And while we’re at it, and since we try to give proper credit (and blame) wherever it’s due, what’s with pilfering one of our best quotes of the year:  South’s “When you get the full grasp of Jerry Brown’s record over 40 years, it’s an embarrassment of riches. This guy’s had more incarnations than Zelig and he’s taken more positions than there are in the Kama Sutra,” which was lifted, cut and condensed without attribution by the Chronicle. But we don’t complain.


Her Megness throws a late flag: Eleven days after the Sacramento Bee published an investigation about Meg Whitman‘s lack of a voting record, nine days after she slogged through an excruciating press conference on the subject, and a week after she started granting interviews about it – without challenging a single assertion in the piece – eMeg has now decided the story was wrong.

In a widely circulated letter, and backed up by right-wing yakker Hugh Hewitt , Whitman communications director Tucker Bounds demands the Bee publish a correction and a partial retraction.
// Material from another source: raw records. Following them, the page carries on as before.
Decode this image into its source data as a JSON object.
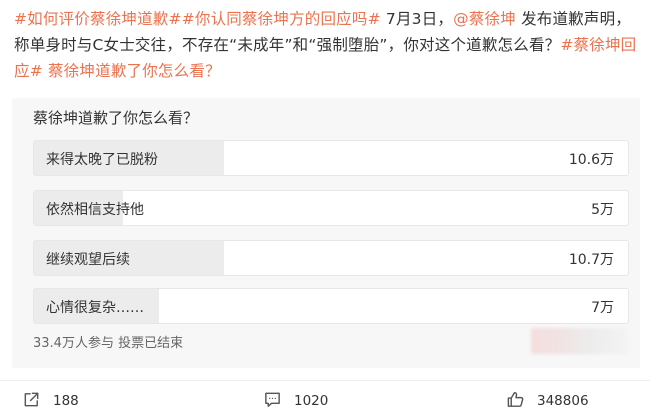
{
  "post": {
    "tag1": "#如何评价蔡徐坤道歉#",
    "tag2": "#你认同蔡徐坤方的回应吗#",
    "text1": " 7月3日，",
    "mention": "@蔡徐坤",
    "text2": " 发布道歉声明，称单身时与C女士交往，不存在“未成年”和“强制堕胎”，你对这个道歉怎么看？",
    "tag3": "#蔡徐坤回应#",
    "text3": " ",
    "tag4": "蔡徐坤道歉了你怎么看？"
  },
  "poll": {
    "question": "蔡徐坤道歉了你怎么看？",
    "options": [
      {
        "label": "来得太晚了已脱粉",
        "count": "10.6万",
        "share": 0.32
      },
      {
        "label": "依然相信支持他",
        "count": "5万",
        "share": 0.15
      },
      {
        "label": "继续观望后续",
        "count": "10.7万",
        "share": 0.32
      },
      {
        "label": "心情很复杂……",
        "count": "7万",
        "share": 0.21
      }
    ],
    "footer": "33.4万人参与 投票已结束"
  },
  "actions": {
    "share_count": "188",
    "comment_count": "1020",
    "like_count": "348806"
  },
  "colors": {
    "link": "#eb7350",
    "text": "#333333",
    "muted": "#666666",
    "card_bg": "#f7f7f7",
    "bar_fill": "#ececec"
  }
}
We’ll leave it to Team Whitman and Bee editors to sort that out with a few brief observations:

1-In his letter, Bounds says that eMeg registered in Santa Clara County on  Feb. 8, 1999 and that the affidavit number for her registration is 70CE223397. But when Calbuzz called the county registrar to confirm that, we were told there is no such record. “We don’t have any of those combinations of numbers in the record,” said voting clerk Roselle Ricafort. “We can’t find any trace…even in the microfiche.”

(Sez eMeg flack, the volcanic Sarah Pompei: “Meg’s voter registration affidavit number was lifted directly from the 1999 Santa Clara County voter roll, and had been confirmed by our campaign team – twice. After triple-checking the registration with the Santa Clara County elections office on previous occasions, we’re confident that Meg was registered and confident that we did more verification work than the Sacramento Bee”).

2-Even if such a registration exists, it does not explain the issue we’ve been harping on – why eMeg told the Republican convention last winter that she registered in 1998 as a Decline to State independent and then offered an elaborate explanation to back up the claim,  despite the lack of evidence about her alleged predicate action.

3-If Whitman had questions about the Bee report, why did she wait nearly two weeks to raise them, particularly after fielding reporters’ questions on the subject, in some cases with answers that conflict with what the campaign said yesterday?

We’re just sayin’.

This just in, 10/7 in the afternoon: “Republican candidate Meg Whitman was registered to vote in Santa Clara County for nine months in 1999, Santa Clara elections officials said today, admitting that they supplied inaccurate information to The Bee and other news organizations on the issue.” The Sacramento Bee corrects the record and we’re happy to link.


Merc fails to deliver: We were excited when we saw the headline: “Can Meg Whitman’s eBay success translate in Sacramento?” on a story by old pals Ken McLaughlin and Pete Carey – especially because Pete is one of the last great investigative reporters still working in California. But the story never even came close to answering the question in the headline or even to backing up this nut graf:

“While her corporate track record suggests that Whitman would bring a new brand of leadership to state government, it also makes clear she has never faced anything quite like the political dysfunction that grips the Golden State.” We at Calbuzz are prepared to believe that, but the Merc never demonstrated it – there was nothing in the article comparing what Meg did at eBay or anywhere else to what she’d have to do in Sacramento.

And it looked to us that there was a lot more in Pete’s notebook that didn’t make it into the story about Meg’s acceptance of “friends and family” stock from Goldman Sachs, with whom she was a private client and made $1.78 million – after she hired Goldman to take eBay public in 1998. Whitman was later named in a congressional report that called the IPO system rigged and corrupt. We wanted more: the Merc is the paper of record for eMeg and they should unload what they’ve got and not pussyfoot around about the ethical charges – which this story did.